**Problem to work on**
Where a line in the listing contains the string "from", copy that line out.

++++++++++++++++++++

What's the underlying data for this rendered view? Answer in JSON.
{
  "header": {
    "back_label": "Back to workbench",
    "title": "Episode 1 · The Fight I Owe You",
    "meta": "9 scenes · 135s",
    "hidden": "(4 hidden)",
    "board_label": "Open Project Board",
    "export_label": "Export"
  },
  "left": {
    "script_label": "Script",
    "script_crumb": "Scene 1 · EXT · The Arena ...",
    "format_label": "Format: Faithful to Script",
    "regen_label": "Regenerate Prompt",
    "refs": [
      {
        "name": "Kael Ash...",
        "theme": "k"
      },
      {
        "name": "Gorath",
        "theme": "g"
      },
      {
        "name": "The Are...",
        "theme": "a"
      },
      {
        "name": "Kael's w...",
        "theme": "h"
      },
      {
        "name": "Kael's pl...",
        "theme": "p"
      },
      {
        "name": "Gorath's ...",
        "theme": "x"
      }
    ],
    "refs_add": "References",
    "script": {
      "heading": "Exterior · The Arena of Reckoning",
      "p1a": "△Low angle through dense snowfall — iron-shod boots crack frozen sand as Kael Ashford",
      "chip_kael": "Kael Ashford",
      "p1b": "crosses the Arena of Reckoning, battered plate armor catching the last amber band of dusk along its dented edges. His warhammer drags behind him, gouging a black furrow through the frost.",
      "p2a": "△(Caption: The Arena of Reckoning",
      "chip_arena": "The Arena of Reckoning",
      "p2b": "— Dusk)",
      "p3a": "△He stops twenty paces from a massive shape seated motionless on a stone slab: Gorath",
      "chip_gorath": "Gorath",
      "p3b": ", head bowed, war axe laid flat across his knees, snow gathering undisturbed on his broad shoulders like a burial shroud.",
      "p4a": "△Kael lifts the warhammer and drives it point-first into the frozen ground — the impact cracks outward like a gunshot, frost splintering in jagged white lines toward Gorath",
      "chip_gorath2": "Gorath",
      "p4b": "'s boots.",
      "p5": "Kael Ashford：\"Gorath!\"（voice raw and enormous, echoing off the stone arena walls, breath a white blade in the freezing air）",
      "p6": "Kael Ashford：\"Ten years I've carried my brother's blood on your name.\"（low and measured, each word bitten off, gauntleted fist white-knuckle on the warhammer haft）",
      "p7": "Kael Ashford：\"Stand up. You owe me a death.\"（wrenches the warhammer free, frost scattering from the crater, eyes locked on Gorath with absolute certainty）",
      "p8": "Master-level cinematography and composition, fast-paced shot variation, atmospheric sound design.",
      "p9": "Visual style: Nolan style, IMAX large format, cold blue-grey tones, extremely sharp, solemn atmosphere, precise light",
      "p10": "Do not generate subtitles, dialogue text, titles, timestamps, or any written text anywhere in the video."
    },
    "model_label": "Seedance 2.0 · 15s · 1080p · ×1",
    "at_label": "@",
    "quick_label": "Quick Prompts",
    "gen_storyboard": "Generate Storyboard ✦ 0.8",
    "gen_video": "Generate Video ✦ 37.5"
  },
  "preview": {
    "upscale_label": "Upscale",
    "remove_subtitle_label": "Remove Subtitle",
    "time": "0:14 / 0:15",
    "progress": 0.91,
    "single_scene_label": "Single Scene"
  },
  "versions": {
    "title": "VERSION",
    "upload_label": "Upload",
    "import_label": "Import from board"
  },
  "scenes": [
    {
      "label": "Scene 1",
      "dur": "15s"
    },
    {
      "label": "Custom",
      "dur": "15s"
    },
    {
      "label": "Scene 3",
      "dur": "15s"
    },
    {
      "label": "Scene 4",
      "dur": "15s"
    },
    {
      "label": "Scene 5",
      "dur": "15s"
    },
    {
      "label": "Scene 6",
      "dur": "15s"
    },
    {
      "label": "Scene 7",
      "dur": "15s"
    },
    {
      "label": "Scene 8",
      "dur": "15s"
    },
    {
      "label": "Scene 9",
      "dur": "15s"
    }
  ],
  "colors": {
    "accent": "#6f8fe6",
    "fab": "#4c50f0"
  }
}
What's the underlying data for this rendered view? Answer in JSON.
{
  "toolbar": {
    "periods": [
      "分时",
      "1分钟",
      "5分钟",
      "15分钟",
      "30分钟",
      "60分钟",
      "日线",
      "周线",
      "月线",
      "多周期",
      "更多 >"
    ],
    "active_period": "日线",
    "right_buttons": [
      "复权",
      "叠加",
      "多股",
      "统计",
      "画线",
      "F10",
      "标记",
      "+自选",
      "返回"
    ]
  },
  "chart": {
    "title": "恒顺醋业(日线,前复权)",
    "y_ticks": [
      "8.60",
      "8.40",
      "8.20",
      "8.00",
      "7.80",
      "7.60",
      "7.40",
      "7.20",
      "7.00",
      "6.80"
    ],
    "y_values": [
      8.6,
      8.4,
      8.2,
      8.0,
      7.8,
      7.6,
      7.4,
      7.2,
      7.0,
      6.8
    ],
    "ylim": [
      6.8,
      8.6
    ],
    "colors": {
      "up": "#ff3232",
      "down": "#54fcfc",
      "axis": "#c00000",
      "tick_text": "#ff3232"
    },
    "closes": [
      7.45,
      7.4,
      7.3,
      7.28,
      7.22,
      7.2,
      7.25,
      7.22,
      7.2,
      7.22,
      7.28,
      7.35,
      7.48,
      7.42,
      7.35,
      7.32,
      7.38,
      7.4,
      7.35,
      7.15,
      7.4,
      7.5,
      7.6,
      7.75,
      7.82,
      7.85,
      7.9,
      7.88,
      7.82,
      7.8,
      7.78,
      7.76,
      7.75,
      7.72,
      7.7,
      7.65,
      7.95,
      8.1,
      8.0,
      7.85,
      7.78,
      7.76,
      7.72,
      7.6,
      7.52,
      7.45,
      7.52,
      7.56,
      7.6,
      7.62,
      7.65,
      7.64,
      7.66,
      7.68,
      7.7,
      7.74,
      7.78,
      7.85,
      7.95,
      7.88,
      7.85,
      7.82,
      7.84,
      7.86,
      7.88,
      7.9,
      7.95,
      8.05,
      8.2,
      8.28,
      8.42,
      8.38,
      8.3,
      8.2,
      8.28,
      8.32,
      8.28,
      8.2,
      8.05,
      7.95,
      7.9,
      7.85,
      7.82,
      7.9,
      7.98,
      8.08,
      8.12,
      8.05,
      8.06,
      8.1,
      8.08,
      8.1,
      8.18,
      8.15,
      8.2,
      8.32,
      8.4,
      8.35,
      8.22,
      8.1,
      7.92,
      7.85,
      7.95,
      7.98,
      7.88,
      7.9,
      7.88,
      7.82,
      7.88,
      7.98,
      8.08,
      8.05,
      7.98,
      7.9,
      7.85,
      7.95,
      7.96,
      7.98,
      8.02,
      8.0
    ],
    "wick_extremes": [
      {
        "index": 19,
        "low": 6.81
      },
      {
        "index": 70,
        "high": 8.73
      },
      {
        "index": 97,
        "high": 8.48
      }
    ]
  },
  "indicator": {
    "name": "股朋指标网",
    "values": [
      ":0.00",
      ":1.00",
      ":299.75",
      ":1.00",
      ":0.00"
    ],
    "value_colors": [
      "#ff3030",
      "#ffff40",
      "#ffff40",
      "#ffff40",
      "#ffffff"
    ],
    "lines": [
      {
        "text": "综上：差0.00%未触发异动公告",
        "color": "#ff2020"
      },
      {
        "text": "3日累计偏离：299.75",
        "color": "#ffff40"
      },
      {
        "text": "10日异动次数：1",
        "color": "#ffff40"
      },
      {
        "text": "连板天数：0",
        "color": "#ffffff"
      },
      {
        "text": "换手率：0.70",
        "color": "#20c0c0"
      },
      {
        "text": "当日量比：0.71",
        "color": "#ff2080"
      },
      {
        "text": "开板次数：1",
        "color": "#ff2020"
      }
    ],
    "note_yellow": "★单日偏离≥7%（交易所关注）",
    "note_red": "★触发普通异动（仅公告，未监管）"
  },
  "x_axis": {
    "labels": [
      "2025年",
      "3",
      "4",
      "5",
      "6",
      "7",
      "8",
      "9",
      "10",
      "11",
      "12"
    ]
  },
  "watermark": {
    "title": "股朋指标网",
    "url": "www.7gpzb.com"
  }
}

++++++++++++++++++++

**Written reply**
      "p3a": "△He stops twenty paces from a massive shape seated motionless on a stone slab: Gorath",
      "p7": "Kael Ashford：\"Stand up. You owe me a death.\"（wrenches the warhammer free, frost scattering from the crater, eyes locked on Gorath with absolute certainty）",
    "import_label": "Import from board"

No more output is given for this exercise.